A fresh storytelling of WW2

After What We Do In the Shadows (2014), Taika Waititi reinvents another genre by changing its rules from the inside out. As he had previously done with a vampire movie, he succeeds in finding an original way to narrate war. He recalls Benigni‘s La Vita È Bella, a movie that was capable of telling the story of the Holocaust and being somehow amusing at the same time. But while La Vita È Bella follows the story of a Jewish character in concentration camps, Waititi achieves the hard quest of enabling the audience to empathize with Nazis. One cannot but bond with Jojo, even though he wants to be the best Nazi in the world. His desire is lead by his will to become, in the end, the best person he can imagine. And the same wish pushes him to save Elsa, although as a Jew she should be his worst enemy.

Based on Christine Leunens‘ 2004 book Caging Skies, the movie manages to face a heavy topic with a lightness of touch. Colors are reminiscent of Wes Anderson‘s iconic cinematography, but instead of pastel shades, here they’re bright and warm, less fairy-tale.

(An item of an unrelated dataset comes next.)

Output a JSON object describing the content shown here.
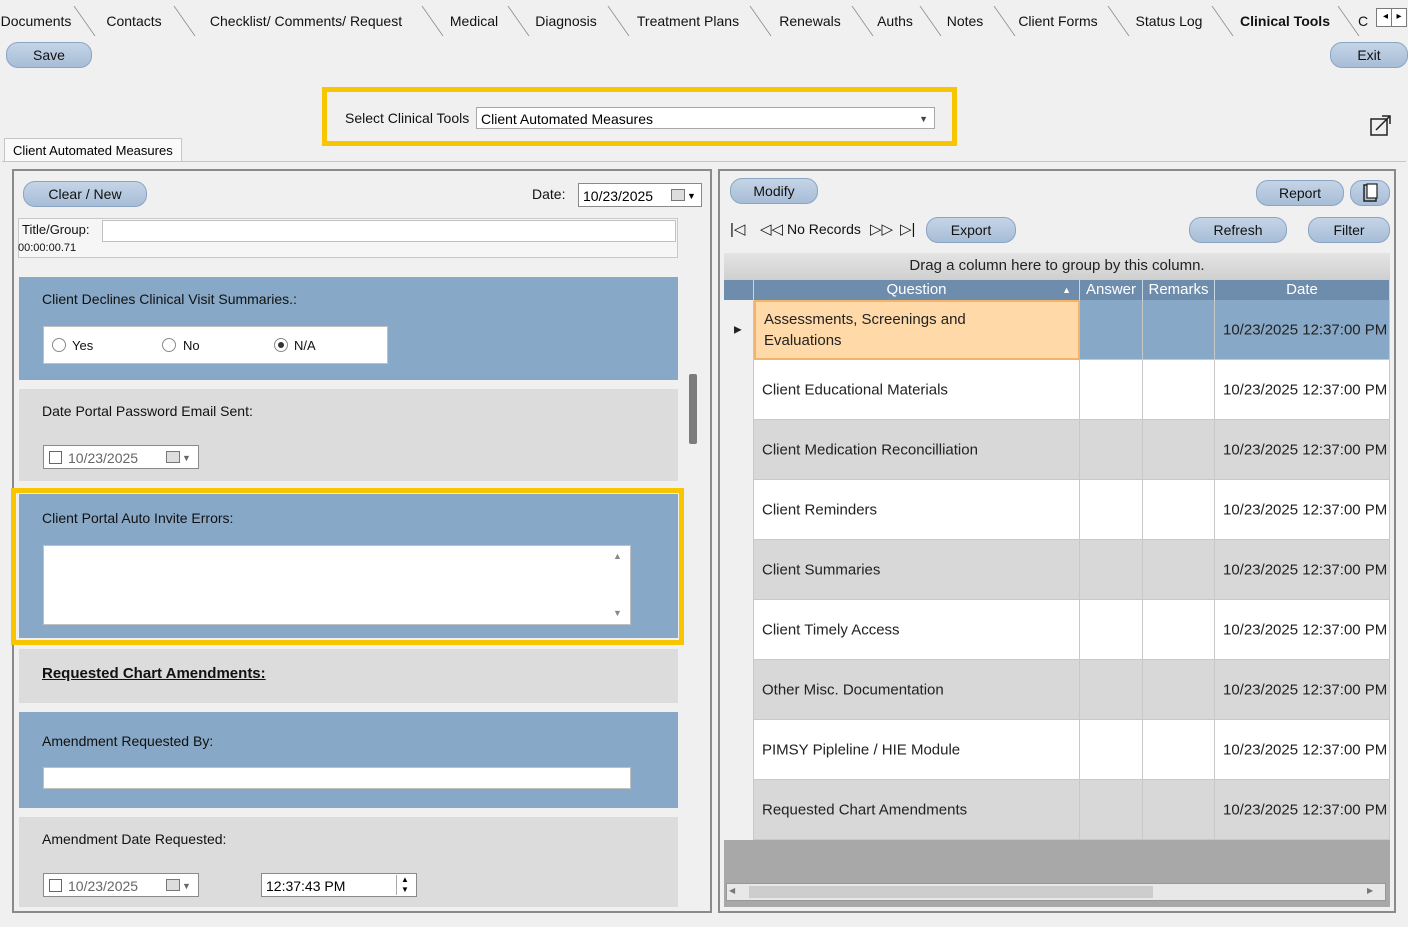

A touch of originality is provided by the soundtrack. German versions of famous pop songs (among which are the Beatles and David Bowie) contribute to lightening the story. Unlike what happens with most movies about WW2, the audience spends most of its time laughing. But it’s a smile hiding a deep reflection about what Nazism had been and how a dictator is able to indoctrinate a people.